I personally believe that the success of any missionary endeavor can be measured by the degree that nationals on any mission field are themselves fulfilling the Great Commission of Jesus Christ. For this goal of indigenization to be accomplished, the character quality of unselfishness must be present in the missionary endeavor. The purpose of this weeks entry is to demonstrate the importance of unselfishness in two missionary areas: adaptation and training.
The effective missionary will display the ability to adapt to his new surroundings. To the greatest extent possible, the missionary and his family must become like the people to whom they are ministering.
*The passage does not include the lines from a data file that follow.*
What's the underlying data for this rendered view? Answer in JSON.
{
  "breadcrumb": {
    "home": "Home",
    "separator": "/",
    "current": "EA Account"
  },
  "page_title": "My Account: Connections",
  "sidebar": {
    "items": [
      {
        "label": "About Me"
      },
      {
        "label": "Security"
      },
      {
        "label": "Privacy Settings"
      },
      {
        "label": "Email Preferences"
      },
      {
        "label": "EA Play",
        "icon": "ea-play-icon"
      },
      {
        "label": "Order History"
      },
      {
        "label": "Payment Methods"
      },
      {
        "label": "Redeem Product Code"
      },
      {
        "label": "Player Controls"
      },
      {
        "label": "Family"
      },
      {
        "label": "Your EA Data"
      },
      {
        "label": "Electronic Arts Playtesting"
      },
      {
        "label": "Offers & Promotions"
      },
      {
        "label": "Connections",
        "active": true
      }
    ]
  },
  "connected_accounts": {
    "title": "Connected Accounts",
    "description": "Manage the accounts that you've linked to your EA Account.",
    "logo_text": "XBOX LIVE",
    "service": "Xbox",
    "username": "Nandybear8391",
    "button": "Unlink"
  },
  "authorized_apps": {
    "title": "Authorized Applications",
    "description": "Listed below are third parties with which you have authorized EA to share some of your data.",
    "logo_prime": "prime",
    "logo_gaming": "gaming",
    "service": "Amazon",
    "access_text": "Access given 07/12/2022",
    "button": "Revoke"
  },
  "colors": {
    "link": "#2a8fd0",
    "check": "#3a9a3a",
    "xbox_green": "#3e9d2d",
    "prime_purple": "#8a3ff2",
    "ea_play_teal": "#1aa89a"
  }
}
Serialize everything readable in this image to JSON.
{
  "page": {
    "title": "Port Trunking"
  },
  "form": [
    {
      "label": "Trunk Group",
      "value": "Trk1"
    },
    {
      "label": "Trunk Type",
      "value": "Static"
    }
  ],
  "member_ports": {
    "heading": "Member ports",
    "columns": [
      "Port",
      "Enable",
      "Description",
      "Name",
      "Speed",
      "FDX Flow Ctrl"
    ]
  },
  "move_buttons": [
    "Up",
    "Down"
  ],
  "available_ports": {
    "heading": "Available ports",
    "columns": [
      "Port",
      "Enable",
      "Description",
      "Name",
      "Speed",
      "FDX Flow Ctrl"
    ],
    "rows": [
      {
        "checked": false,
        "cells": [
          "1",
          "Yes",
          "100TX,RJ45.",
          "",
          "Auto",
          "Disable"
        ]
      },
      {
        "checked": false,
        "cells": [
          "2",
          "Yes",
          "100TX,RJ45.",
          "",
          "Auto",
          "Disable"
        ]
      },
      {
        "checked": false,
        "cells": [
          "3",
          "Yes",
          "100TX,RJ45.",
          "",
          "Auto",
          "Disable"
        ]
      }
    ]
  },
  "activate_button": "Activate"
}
They must unselfishly lay aside many of their own lifestyle traditions and adopt the ways of the nationals, albeit without any biblical compromise. A plan to accomplish adaptation includes the missionary’s attitude, his coworkers, and the culture of the mission field. Concerning the missionary’s attitude, he must be a servant to those he is called to influence with the gospel. He must minister and not expect to be ministered unto.
Concerning coworkers, the missionary must unselfishly yield to the expertise of veteran missionaries on the field. The missionary must also demonstrate an attitude of meekness toward any nationals to whom he is ministering. Concerning the culture of the mission field, the missionary must humbly adopt the position of a learner with regard to local customs and beliefs. If indigenization is to be realized, every missionary will, at some point in his ministry, become involved in training nationals to effectively share the gospel. The temptation for many missionaries is to selfishly pursue their ministries in their own power and for their own purposes, giving them a false sense of accomplishment. The successful missionary will set aside the pursuit of his own personal fulfillment and give himself to others – in a sense, working himself out of a job.
Every missionary should seek to identify an individual who can be mentored for missionary activity, just as the Apostle Paul did with Timothy. This individual should be chosen based on his ability to demonstrate leadership qualities.
Education should also be a part of missionary training. This education can take the simple form of Bible study groups or can be as complicated as establishing a church-based Bible institute or seminary.
Finally, the education process should culminate in the commissioning, or public recognition, of those who have been prepared to serve the Lord. A certificate or diploma might be presented, validating their preparation for spiritual service. Jesus said to make disciples. Christian missions is incomplete until the disciple becomes a disciple.